All dogs have the potential to bite. No, all dogs will bite. Just like all people have a breaking point, at which they will snap and question the legality of your birth, all animals have a breaking point, at which they will do the only thing they can do: Bite. It doesn’t mean the dog is bad. It means the dog is a dog, and you can’t blame a dog for doing doggy things.

However, there are dogs whose breaking points come quicker, come harder, and come with more dire consequences. When Sweet Sue snapped, I dropped her and she scampered off under the bed. My lip bled a while, then we were both fine. When the Pit Bull mauled my friend’s toddler niece, it took off half her face, destroyed her eye and crushed her eye socket, caused skull fractures and brain damage before the police could subdue it. Not because the Pit was a bad dog, but because a Pit’s reaction to a doggie Fight or Flight situation is to fight, whereas a Shih Tzu’s reaction is to flee.

I keep seeing this internet meme about Pit Bulls suggesting that the breed is sweet and gentle, and the problem is the humans, not the Dobermans, the German Shepherds, the Rottweilers, or the Pits, but that’s missing the point. The problem isn’t to do with the animal’s resting nature, anymore than Bruce Banner’s problem is to do with a relaxing day at the beach. The problem is that you wouldn’t like Bruce Banner when he is angry, and you wouldn’t like any dog breed that is prone to going Hulk on you when provoked. And again, not because the dogs are bad, or mean, or ugly, but because these are animals who give their 100% when it comes to winning a perceived fight.
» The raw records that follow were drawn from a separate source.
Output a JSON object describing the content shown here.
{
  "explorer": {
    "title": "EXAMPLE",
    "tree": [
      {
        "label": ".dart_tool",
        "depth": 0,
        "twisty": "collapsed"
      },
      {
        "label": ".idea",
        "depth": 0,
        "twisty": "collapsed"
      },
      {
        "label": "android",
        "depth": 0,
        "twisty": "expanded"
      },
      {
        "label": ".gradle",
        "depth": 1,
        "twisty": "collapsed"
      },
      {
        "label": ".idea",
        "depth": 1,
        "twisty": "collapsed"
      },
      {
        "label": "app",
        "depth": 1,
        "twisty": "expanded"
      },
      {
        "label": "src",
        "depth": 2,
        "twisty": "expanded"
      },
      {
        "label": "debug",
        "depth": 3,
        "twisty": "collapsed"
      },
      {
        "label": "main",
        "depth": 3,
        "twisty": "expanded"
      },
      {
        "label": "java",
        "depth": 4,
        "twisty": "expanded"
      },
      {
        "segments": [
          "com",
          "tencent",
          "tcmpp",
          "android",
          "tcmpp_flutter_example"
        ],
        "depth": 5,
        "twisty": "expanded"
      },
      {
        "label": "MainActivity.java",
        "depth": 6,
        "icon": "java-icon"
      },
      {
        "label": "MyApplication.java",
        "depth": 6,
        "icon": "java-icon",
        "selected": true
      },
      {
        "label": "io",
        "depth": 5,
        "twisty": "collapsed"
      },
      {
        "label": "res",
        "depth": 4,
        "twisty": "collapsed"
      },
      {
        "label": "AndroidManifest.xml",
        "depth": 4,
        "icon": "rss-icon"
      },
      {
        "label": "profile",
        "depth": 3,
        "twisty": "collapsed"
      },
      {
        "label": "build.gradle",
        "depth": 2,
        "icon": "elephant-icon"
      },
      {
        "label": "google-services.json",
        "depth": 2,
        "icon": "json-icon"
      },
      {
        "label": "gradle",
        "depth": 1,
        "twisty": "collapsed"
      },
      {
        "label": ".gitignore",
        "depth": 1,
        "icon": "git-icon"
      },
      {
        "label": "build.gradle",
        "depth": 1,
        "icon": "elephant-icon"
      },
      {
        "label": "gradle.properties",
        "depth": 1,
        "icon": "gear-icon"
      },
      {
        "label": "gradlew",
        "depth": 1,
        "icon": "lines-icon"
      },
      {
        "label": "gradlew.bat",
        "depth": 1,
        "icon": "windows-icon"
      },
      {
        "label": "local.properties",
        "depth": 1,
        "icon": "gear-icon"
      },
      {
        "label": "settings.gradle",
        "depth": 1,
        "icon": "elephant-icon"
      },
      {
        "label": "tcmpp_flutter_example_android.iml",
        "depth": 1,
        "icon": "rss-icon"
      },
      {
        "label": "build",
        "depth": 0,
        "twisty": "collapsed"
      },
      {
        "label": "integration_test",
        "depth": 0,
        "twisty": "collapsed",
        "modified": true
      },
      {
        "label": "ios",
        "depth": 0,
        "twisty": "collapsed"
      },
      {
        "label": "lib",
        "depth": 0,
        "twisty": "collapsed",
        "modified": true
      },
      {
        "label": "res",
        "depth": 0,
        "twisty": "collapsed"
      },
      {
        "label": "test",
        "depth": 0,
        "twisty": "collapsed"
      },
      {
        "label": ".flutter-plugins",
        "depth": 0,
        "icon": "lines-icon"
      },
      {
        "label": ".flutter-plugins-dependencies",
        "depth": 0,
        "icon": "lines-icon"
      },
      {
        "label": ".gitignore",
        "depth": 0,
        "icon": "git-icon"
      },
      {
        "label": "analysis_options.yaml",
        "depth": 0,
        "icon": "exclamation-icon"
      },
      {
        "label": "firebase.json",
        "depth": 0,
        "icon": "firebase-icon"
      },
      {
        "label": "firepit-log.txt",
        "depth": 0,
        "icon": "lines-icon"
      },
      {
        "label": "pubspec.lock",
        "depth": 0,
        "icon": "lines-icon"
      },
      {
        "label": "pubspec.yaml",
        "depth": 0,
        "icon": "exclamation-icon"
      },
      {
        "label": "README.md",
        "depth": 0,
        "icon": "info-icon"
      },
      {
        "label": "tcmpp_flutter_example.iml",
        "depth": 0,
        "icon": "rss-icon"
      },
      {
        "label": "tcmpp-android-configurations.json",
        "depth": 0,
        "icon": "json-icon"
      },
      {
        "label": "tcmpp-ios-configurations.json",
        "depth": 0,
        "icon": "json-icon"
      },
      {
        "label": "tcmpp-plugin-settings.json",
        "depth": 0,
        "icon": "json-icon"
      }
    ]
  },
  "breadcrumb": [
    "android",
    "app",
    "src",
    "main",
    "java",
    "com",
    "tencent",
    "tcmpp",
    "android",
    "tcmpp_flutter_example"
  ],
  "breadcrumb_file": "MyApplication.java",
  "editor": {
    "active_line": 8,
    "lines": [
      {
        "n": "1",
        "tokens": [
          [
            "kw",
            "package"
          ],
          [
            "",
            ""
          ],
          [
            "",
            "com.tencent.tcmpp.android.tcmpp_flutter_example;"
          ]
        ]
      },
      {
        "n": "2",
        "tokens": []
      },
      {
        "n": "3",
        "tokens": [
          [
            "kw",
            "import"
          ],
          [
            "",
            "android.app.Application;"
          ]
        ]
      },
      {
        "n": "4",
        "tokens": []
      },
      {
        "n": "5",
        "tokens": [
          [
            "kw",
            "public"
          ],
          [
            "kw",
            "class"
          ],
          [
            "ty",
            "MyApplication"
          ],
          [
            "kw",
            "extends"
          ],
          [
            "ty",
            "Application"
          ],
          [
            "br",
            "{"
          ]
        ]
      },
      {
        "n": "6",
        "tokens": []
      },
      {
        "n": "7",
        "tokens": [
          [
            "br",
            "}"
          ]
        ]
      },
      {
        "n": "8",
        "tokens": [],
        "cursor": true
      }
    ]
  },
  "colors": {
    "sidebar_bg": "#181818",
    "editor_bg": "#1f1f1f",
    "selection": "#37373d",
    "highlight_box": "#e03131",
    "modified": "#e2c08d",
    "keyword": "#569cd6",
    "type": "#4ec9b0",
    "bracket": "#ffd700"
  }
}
I don’t want to be around Pit Bulls because I can remember the pack of them that were kept by another of my Granny’s neighbors. I can remember how one of them got out and took down the Pastor’s English Sheepdog, and killed it without even trying too hard. I don’t want Thor around Pit Bulls because he’s a kid, and kids don’t have the best decision making ability, and I would hate for him to accidentally agitate a dog that could easily eat him, as I accidentally agitated the Cocker Spaniel that went for my face.

My beloved Boxer, Ella, at six weeks old.

People have very strong opinions regarding dog breeds, and having my own high regard, love and trust for Boxers as a breed, I understand that. It’s a shame that animals are put in positions to fail, and it is a shame that humans (and frequently the most innocent of the humans) bear the brunt of those failures. But I’ll tell you straight up, if it came down to a dog weighed against the potential danger posed to my child or any children in my proximity, it’s those little humans who are going to win. I don’t see that ownership of a particular breed is worth the risk.

Thor, holding Seamus, our ill-fated WestiePoo, who came to us with Parvo and limped off to Doggie Heaven just five months later. We went camping shortly after this picture was taken, and I had both Thor and Seamus in my sleeping bag with me. One vomited into my hair, while the other peed on my legs--simultaneously. It is a testimony to my character that I only sighed and cleaned it all up.